As Iran looks to develop options to counter the overwhelming military strength of the United States, these proxies and militias may play a key role through attacks against the U.S. directly, or against its allies. Indeed, we have already seen an increase in Houthi attacks against civilian infrastructure, including airports, in Saudi Arabia. But there is clear sentiment in Congress and among many Americans against further support for Saudi Arabia’s air campaign in Yemen given the significant number of civilian casualties.

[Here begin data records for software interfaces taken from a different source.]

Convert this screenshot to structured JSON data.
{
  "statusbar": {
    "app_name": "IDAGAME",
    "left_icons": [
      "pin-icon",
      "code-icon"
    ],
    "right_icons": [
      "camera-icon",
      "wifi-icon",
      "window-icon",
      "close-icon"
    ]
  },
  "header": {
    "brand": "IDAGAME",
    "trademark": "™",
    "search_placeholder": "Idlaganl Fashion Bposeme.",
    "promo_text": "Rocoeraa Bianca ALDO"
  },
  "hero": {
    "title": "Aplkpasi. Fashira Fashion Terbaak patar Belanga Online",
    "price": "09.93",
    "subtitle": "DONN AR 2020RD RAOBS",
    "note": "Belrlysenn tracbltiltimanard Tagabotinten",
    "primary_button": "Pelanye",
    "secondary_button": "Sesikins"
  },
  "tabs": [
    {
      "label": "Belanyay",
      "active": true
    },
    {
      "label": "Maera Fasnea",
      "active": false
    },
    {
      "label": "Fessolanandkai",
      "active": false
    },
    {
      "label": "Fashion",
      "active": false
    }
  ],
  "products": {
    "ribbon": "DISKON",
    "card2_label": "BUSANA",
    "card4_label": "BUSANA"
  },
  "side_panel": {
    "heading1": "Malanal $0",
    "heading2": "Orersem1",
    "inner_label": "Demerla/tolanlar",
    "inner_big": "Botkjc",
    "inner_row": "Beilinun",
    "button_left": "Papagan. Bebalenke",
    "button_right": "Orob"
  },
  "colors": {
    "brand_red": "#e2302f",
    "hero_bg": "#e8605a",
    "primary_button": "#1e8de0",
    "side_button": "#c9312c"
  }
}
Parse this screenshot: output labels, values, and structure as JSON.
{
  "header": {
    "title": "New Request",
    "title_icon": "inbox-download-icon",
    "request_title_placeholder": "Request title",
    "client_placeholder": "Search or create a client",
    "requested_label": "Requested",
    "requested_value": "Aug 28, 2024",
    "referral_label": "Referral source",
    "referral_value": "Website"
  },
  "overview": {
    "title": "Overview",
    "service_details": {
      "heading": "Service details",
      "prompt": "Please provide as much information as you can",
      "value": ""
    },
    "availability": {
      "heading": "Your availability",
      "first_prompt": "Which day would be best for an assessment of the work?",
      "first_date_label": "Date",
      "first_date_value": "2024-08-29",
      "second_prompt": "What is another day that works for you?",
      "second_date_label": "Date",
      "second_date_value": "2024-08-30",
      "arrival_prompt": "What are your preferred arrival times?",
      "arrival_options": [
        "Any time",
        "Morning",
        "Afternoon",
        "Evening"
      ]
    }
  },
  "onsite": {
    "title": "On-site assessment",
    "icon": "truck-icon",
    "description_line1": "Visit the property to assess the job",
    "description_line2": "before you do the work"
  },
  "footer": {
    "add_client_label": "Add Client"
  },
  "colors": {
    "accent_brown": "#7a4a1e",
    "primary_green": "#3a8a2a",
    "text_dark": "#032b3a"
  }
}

Lastly, Iran’s direct involvement in terrorist attacks stretches back to the 1980s, when agents from its security services were involved in a lethal operations program against regime opponents abroad in the Middle East and Europe. Notably, in 2011 a dual U.S.-Iranian national was arrested for plotting to assassinate the Saudi Ambassador to the United States. That plot shook counterterrorism experts’ analysis that Iran would not dare to conduct direct attacks inside the U.S. unless the regime faced an existential crisis. While this is clearly the most provocative of Iran’s asymmetric tools, it is one for which law enforcement needs to prepare. At the same time, it is the scenario in which the United States would have the clearest justification to take significant military action against Iran.

The White House should ensure that the steps it takes in response to Iran’s actions are a reflection of discussions with key foreign partners and allies and careful consultation with long-time U.S. government Iran experts. An unsuccessful attempt at proportional deterrence could result in Iran using these capabilities and trigger a dangerous spiral of escalation. Given the range of tools Iran could utilize against the United States, now is the time for policymakers to work through these scenarios to ensure that attempts at deterrence do not lead to escalation.

Javed Ali is a Towsley Policymaker in Residence at the University of Michigan’s Gerald R. Ford School of Public Policy. He served as a senior director for counterterrorism on the Trump administration’s national security council from 2017 to 2018. 

Josh Kirshner previously served as special assistant for political-military affairs to the under-secretary of state for arms control and international security, and a professional staff member on the House Permanent Select Committee on Intelligence.